The 731-seater Japanese E5 Series Shinkansen, which will serve as the bullet train in India, runs at 320 kilometres per hour, with the capacity of touching 400.
The train has an extended long nose stretching up to 15 metres, which prevents damaging tunnel boom, meaning the sound produced when a train exits a tunnel at an extremely high speed, creating uneven air pressure. The soft full bogie covering on the cars, along with the sound absorbing materials mounted below, keep the travel highly noise free, according to The Indian Express.
Make in India
The project will give a massive boost to the Narendra Modi government's 'Make in India' programme. The project will enable the creation of around 15 lakh jobs, while units to manufacture rolling stock and other components will also be set up in India with Japanese partnership, said a report on Hindustan Times.

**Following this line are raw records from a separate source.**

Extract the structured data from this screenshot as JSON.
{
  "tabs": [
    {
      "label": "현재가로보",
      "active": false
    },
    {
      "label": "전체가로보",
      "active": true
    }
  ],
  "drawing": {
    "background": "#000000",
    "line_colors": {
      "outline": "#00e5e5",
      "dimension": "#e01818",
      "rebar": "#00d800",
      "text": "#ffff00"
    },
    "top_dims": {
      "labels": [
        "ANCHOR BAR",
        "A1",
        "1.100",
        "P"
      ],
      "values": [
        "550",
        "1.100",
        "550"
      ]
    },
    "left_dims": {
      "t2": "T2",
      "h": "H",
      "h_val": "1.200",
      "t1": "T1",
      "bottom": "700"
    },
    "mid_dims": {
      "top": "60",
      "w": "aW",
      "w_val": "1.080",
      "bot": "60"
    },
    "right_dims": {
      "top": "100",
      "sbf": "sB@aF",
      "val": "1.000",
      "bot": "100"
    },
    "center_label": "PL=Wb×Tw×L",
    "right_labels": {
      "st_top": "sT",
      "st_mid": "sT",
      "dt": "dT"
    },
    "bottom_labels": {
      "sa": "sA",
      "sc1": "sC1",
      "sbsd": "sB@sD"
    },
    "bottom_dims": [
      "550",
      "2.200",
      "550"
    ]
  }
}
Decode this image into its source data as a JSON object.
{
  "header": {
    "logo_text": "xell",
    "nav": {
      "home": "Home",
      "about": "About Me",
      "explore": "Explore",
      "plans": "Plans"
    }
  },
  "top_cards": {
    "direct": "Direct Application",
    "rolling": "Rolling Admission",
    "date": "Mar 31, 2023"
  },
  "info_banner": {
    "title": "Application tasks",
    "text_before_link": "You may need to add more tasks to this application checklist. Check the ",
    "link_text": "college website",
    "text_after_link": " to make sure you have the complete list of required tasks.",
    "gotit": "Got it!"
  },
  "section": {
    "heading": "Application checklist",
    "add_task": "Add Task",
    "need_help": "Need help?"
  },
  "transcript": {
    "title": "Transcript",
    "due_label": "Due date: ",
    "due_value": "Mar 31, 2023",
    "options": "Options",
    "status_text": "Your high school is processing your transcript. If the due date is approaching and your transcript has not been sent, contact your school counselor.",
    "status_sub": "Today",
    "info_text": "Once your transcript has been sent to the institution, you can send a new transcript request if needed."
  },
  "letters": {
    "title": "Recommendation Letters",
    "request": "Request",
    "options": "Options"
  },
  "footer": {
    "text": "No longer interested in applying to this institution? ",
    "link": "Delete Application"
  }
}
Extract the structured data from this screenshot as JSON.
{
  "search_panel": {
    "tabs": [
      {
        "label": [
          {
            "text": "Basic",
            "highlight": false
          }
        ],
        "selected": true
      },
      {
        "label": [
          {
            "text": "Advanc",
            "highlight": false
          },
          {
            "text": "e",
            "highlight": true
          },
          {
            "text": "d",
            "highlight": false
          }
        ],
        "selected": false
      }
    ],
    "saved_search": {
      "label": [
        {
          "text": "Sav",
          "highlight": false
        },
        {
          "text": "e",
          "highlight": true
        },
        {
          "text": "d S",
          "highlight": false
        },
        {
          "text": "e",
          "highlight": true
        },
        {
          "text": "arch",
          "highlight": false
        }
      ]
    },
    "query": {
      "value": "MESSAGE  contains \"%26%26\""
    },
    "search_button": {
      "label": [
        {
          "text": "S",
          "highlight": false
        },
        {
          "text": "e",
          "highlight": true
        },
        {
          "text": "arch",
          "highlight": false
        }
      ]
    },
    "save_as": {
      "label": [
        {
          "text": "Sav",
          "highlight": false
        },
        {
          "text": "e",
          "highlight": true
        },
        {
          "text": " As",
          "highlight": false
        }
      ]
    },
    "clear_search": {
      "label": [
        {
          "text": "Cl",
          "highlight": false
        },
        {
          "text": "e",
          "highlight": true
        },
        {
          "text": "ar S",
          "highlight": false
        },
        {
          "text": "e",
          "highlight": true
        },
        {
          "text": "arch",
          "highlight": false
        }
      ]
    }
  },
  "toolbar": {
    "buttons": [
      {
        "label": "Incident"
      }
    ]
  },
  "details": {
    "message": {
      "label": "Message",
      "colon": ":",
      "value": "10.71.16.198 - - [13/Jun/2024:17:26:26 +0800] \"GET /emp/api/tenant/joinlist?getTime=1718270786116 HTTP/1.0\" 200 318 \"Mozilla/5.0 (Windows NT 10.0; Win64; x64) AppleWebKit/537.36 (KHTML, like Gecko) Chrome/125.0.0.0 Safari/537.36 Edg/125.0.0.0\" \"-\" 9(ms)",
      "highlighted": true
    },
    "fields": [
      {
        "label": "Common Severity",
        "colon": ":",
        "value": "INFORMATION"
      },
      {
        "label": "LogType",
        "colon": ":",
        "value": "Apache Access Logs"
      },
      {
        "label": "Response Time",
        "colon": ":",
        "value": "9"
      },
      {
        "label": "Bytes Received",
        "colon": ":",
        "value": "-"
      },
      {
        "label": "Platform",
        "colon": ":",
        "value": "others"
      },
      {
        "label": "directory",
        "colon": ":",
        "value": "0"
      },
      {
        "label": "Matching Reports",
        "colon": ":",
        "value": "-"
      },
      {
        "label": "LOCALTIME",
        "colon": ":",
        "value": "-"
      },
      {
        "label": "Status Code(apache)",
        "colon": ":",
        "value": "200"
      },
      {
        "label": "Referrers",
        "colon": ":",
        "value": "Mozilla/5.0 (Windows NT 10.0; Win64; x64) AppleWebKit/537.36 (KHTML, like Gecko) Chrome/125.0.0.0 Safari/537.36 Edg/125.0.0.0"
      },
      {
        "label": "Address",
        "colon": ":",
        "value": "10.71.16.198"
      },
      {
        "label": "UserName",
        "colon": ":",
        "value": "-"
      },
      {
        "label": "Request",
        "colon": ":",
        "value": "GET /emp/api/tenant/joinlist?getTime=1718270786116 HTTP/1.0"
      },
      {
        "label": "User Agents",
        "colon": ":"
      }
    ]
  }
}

Less than 20 percent of the components required for the project will be sourced from Japan, and even these will be manufactured in India. Four sub-groups with representatives from Indian industry, Japanese industry, DIPP, NHSRCL and JETRO have been formed to identify potential items and sub-systems for Make in India.
Apart from Mumbai-Ahmedabad, the Railways is also undertaking a feasiblity study on bullet trains to run on the Delhi-Amritsar via Chandigarh corridor, according to Financial Express. The proposed bullet train will cover the 458-km journey in two hours and three minutes, at speeds of 300 kilometres per hour.
Also, Railways has drawn a blueprint for a semi-high speed corridor linking Nagpur and Hyderabad, which will bring travel time down from nine hours to three.
Apart from bullet trains, the Railways is also planning to introduce hyper-loop, a technology which uses a low pressure tube to transport people at speeds as high as 1,200 km per hour, reported The Times of India.
Currently, a new corridor connecting Amravati (the proposed new capital of Andhra Pradesh) with Vijaywada is under consideration. When ready, it will cut down the travel time from nearly one hour to a mere five minutes.
Published Date: Sep 13, 2017 08:27 AM | Updated Date: Sep 13, 2017 09:13 AM